DATA SUPPLIED section start

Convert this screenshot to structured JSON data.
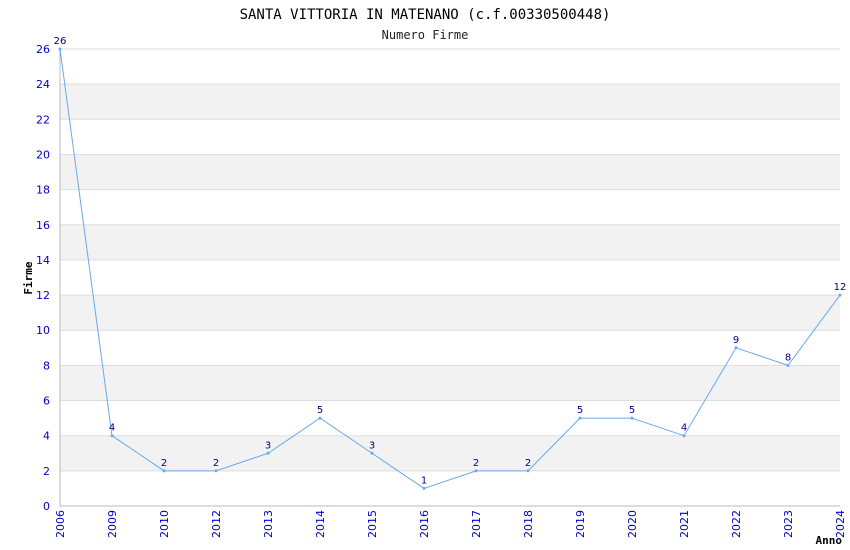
{
  "colors": {
    "band": "#f2f2f2",
    "grid": "#dddddd",
    "axis": "#bbbbbb",
    "line": "#66aaee",
    "tick": "#0000cc",
    "data_label": "#000080"
  },
  "chart_data": {
    "type": "line",
    "title": "SANTA VITTORIA IN MATENANO (c.f.00330500448)",
    "subtitle": "Numero Firme",
    "xlabel": "Anno",
    "ylabel": "Firme",
    "categories": [
      "2006",
      "2009",
      "2010",
      "2012",
      "2013",
      "2014",
      "2015",
      "2016",
      "2017",
      "2018",
      "2019",
      "2020",
      "2021",
      "2022",
      "2023",
      "2024"
    ],
    "series": [
      {
        "values": [
          26,
          4,
          2,
          2,
          3,
          5,
          3,
          1,
          2,
          2,
          5,
          5,
          4,
          9,
          8,
          12
        ]
      }
    ],
    "ylim": [
      0,
      26
    ],
    "yticks": [
      0,
      2,
      4,
      6,
      8,
      10,
      12,
      14,
      16,
      18,
      20,
      22,
      24,
      26
    ],
    "grid": true,
    "legend": "none"
  }
}
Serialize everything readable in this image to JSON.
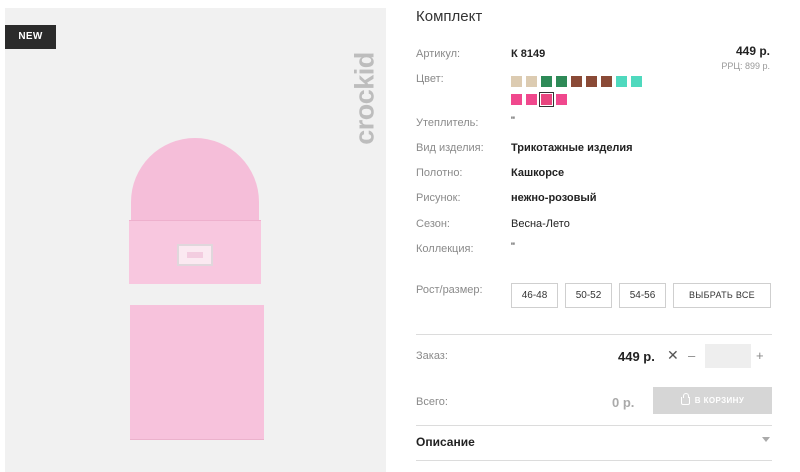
{
  "product": {
    "badge": "NEW",
    "brand": "crockid",
    "title": "Комплект",
    "price": "449 р.",
    "rrp": "РРЦ: 899 р."
  },
  "attributes": {
    "article_label": "Артикул:",
    "article_value": "К 8149",
    "color_label": "Цвет:",
    "insulation_label": "Утеплитель:",
    "insulation_value": "\"",
    "type_label": "Вид изделия:",
    "type_value": "Трикотажные изделия",
    "fabric_label": "Полотно:",
    "fabric_value": "Кашкорсе",
    "pattern_label": "Рисунок:",
    "pattern_value": "нежно-розовый",
    "season_label": "Сезон:",
    "season_value": "Весна-Лето",
    "collection_label": "Коллекция:",
    "collection_value": "\"",
    "size_label": "Рост/размер:"
  },
  "colors": [
    {
      "hex": "#dccbb1",
      "selected": false
    },
    {
      "hex": "#dccbb1",
      "selected": false
    },
    {
      "hex": "#2e8a57",
      "selected": false
    },
    {
      "hex": "#2e8a57",
      "selected": false
    },
    {
      "hex": "#8a4a36",
      "selected": false
    },
    {
      "hex": "#8a4a36",
      "selected": false
    },
    {
      "hex": "#8a4a36",
      "selected": false
    },
    {
      "hex": "#4fd9be",
      "selected": false
    },
    {
      "hex": "#4fd9be",
      "selected": false
    },
    {
      "hex": "#f0488d",
      "selected": false
    },
    {
      "hex": "#f0488d",
      "selected": false
    },
    {
      "hex": "#e8457f",
      "selected": true
    },
    {
      "hex": "#f0488d",
      "selected": false
    }
  ],
  "sizes": [
    "46-48",
    "50-52",
    "54-56"
  ],
  "select_all": "ВЫБРАТЬ ВСЕ",
  "order": {
    "label": "Заказ:",
    "price": "449 р.",
    "times": "✕",
    "minus": "–",
    "qty": "",
    "plus": "+"
  },
  "total": {
    "label": "Всего:",
    "value": "0 р.",
    "cart_button": "В КОРЗИНУ"
  },
  "description": {
    "title": "Описание"
  }
}
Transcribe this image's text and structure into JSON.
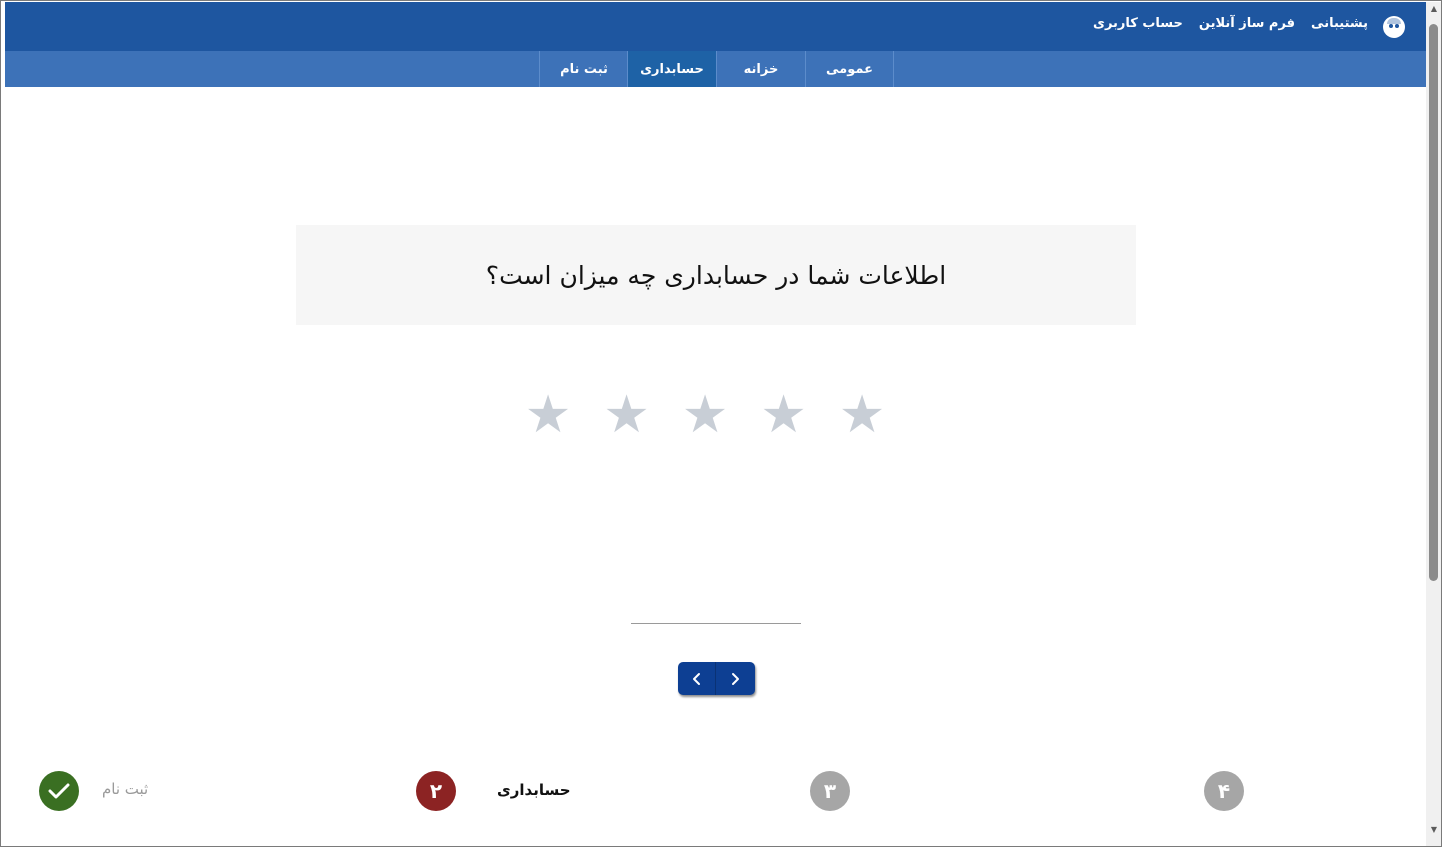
{
  "header": {
    "links": [
      {
        "label": "حساب کاربری"
      },
      {
        "label": "فرم ساز آنلاین"
      },
      {
        "label": "پشتیبانی"
      }
    ]
  },
  "tabs": [
    {
      "label": "عمومی",
      "active": false
    },
    {
      "label": "خزانه",
      "active": false
    },
    {
      "label": "حسابداری",
      "active": true
    },
    {
      "label": "ثبت نام",
      "active": false
    }
  ],
  "question": {
    "text": "اطلاعات شما در حسابداری چه میزان است؟"
  },
  "rating": {
    "max": 5,
    "value": 0,
    "star_glyph": "★"
  },
  "steps": [
    {
      "number": "",
      "label": "ثبت نام",
      "status": "done",
      "color": "#3a6f22"
    },
    {
      "number": "۲",
      "label": "حسابداری",
      "status": "current",
      "color": "#8c2323"
    },
    {
      "number": "۳",
      "label": "",
      "status": "pending",
      "color": "#a6a6a6"
    },
    {
      "number": "۴",
      "label": "",
      "status": "pending",
      "color": "#a6a6a6"
    }
  ],
  "colors": {
    "header_bg": "#1e56a0",
    "tabs_bg": "#3d72b8",
    "nav_button_bg": "#0d3f93"
  }
}
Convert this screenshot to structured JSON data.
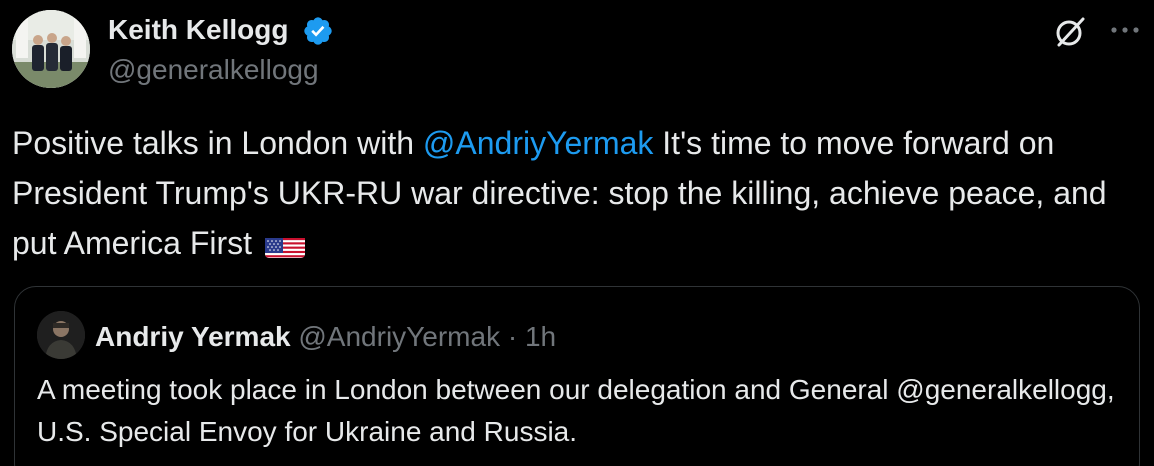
{
  "author": {
    "display_name": "Keith Kellogg",
    "handle": "@generalkellogg",
    "verified_icon": "verified-badge-icon",
    "avatar_icon": "profile-photo"
  },
  "actions": {
    "grok_icon": "grok-icon",
    "more_icon": "more-options-icon"
  },
  "tweet": {
    "text_before": "Positive talks in London with ",
    "mention": "@AndriyYermak",
    "text_after": " It's time to move forward on President Trump's UKR-RU war directive: stop the killing, achieve peace, and put America First",
    "emoji": "us-flag-emoji"
  },
  "quote": {
    "display_name": "Andriy Yermak",
    "handle": "@AndriyYermak",
    "separator": "·",
    "time": "1h",
    "text": "A meeting took place in London between our delegation and General @generalkellogg, U.S. Special Envoy for Ukraine and Russia."
  },
  "colors": {
    "background": "#000000",
    "text": "#e7e9ea",
    "secondary": "#71767b",
    "accent": "#1d9bf0",
    "border": "#2f3336"
  }
}
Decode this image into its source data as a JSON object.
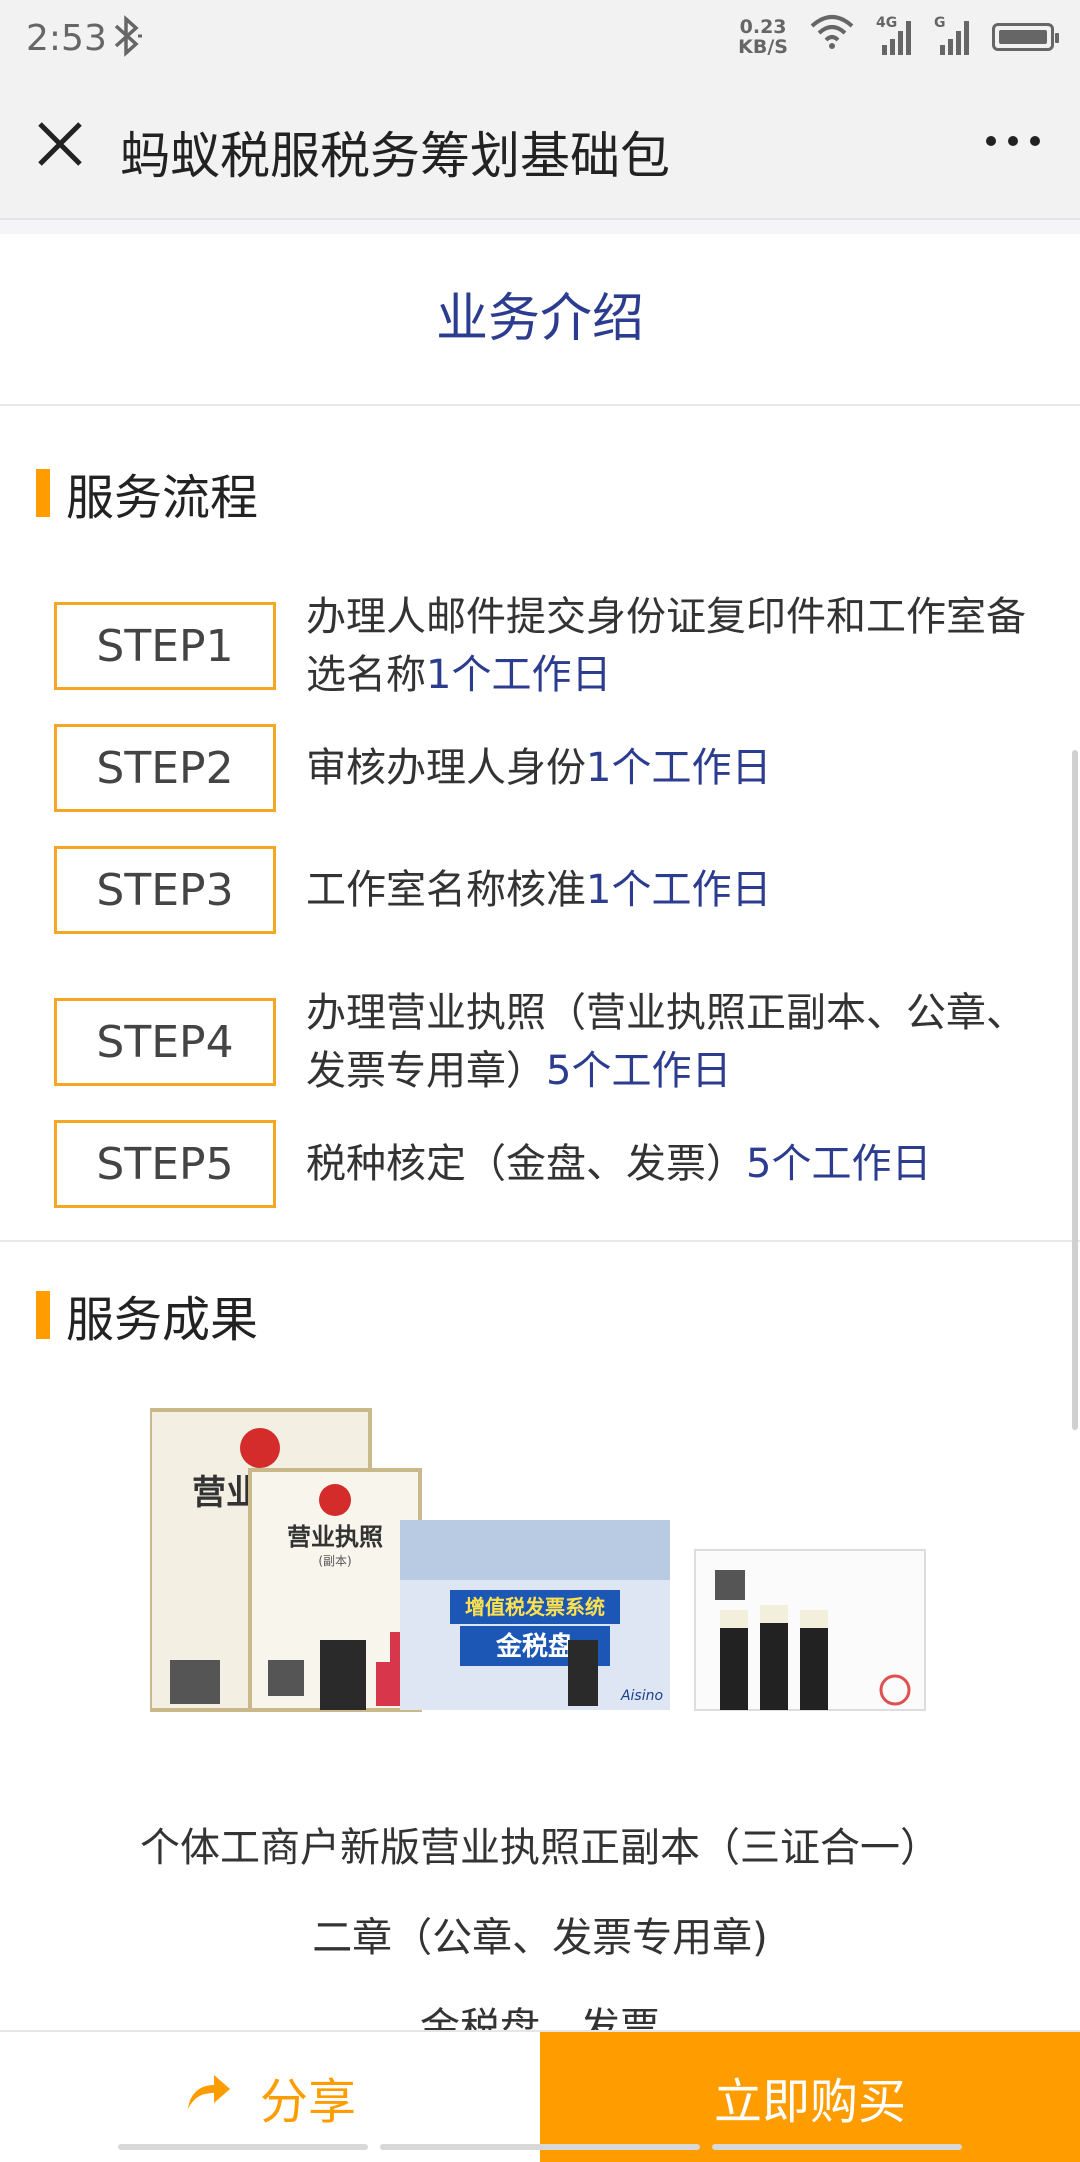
{
  "status": {
    "time": "2:53",
    "net_speed_value": "0.23",
    "net_speed_unit": "KB/S",
    "net_type": "4G",
    "net_type2": "G"
  },
  "header": {
    "title": "蚂蚁税服税务筹划基础包"
  },
  "intro": {
    "title": "业务介绍"
  },
  "process": {
    "heading": "服务流程",
    "steps": [
      {
        "label": "STEP1",
        "text": "办理人邮件提交身份证复印件和工作室备选名称",
        "days": "1个工作日"
      },
      {
        "label": "STEP2",
        "text": "审核办理人身份",
        "days": "1个工作日"
      },
      {
        "label": "STEP3",
        "text": "工作室名称核准",
        "days": "1个工作日"
      },
      {
        "label": "STEP4",
        "text": "办理营业执照（营业执照正副本、公章、发票专用章）",
        "days": "5个工作日"
      },
      {
        "label": "STEP5",
        "text": "税种核定（金盘、发票）",
        "days": "5个工作日"
      }
    ]
  },
  "results": {
    "heading": "服务成果",
    "image": {
      "license_title": "营业执照",
      "license_sub": "(副本)",
      "box_banner": "增值税发票系统",
      "box_name": "金税盘",
      "box_brand": "Aisino"
    },
    "lines": [
      "个体工商户新版营业执照正副本（三证合一）",
      "二章（公章、发票专用章)",
      "金税盘、发票"
    ]
  },
  "bottom": {
    "share_label": "分享",
    "buy_label": "立即购买"
  },
  "colors": {
    "accent": "#ff9d00",
    "step_border": "#f5a623",
    "navy": "#2c3d8f"
  }
}
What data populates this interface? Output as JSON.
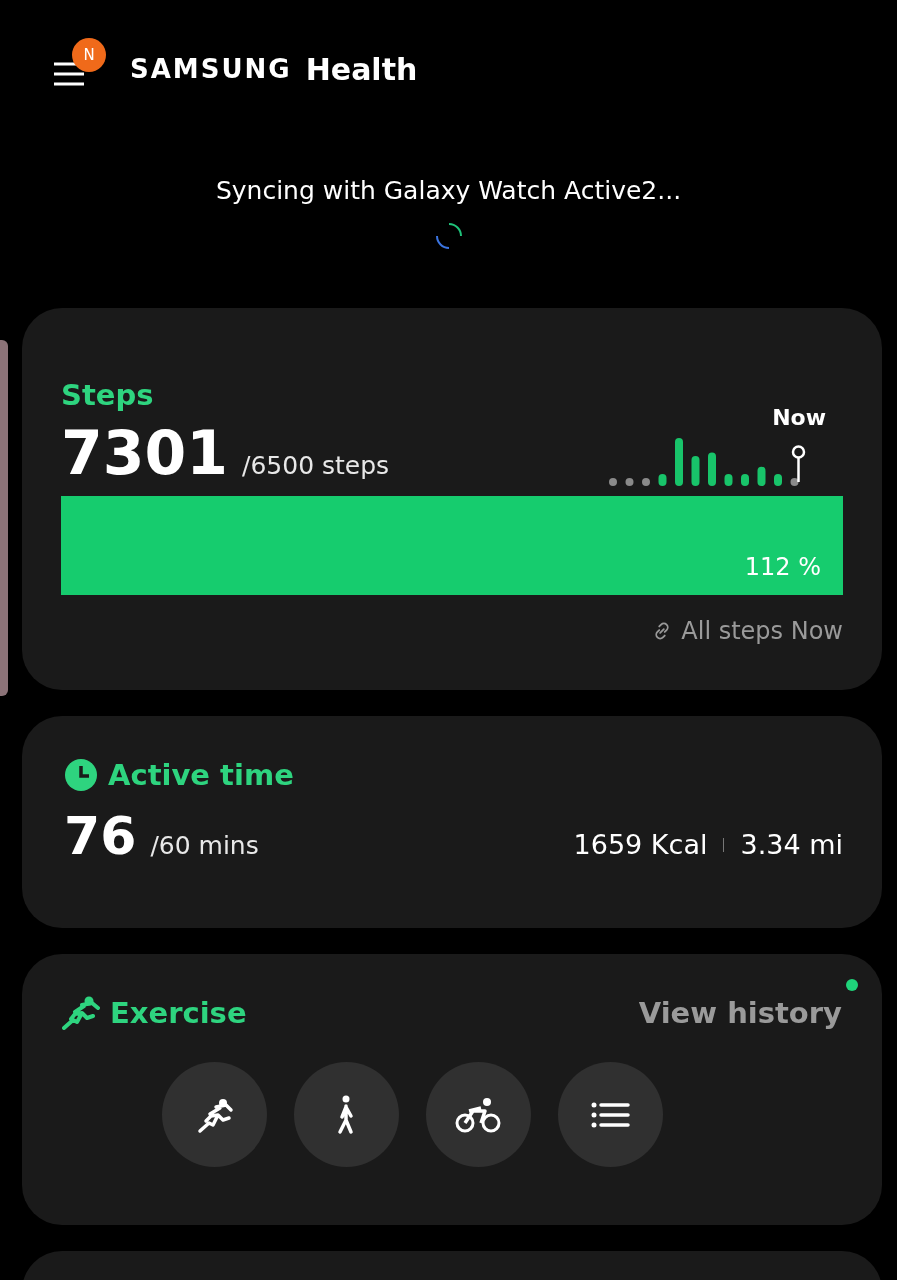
{
  "app": {
    "badge": "N",
    "brand": "SAMSUNG",
    "title": "Health"
  },
  "sync": {
    "message": "Syncing with Galaxy Watch Active2..."
  },
  "steps": {
    "title": "Steps",
    "count": "7301",
    "goal": "/6500 steps",
    "chart_marker": "Now",
    "level": 1,
    "percent": "112 %",
    "link": "All steps Now"
  },
  "active_time": {
    "title": "Active time",
    "value": "76",
    "goal": "/60 mins",
    "calories": "1659 Kcal",
    "distance": "3.34 mi"
  },
  "exercise": {
    "title": "Exercise",
    "action": "View history",
    "new_dot": true,
    "buttons": [
      {
        "kind": "run"
      },
      {
        "kind": "walk"
      },
      {
        "kind": "cycle"
      },
      {
        "kind": "list"
      }
    ]
  }
}
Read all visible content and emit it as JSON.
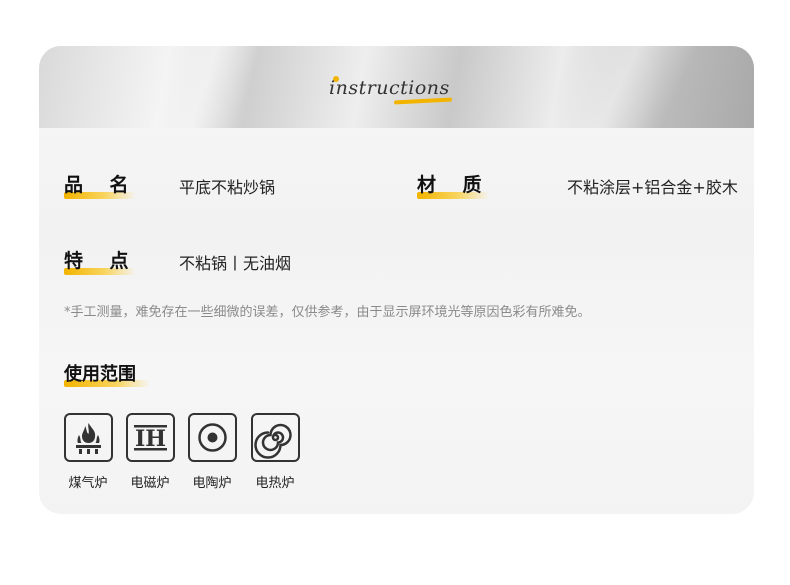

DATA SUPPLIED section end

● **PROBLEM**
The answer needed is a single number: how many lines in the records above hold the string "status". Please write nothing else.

● **WRITTEN ANSWER**
5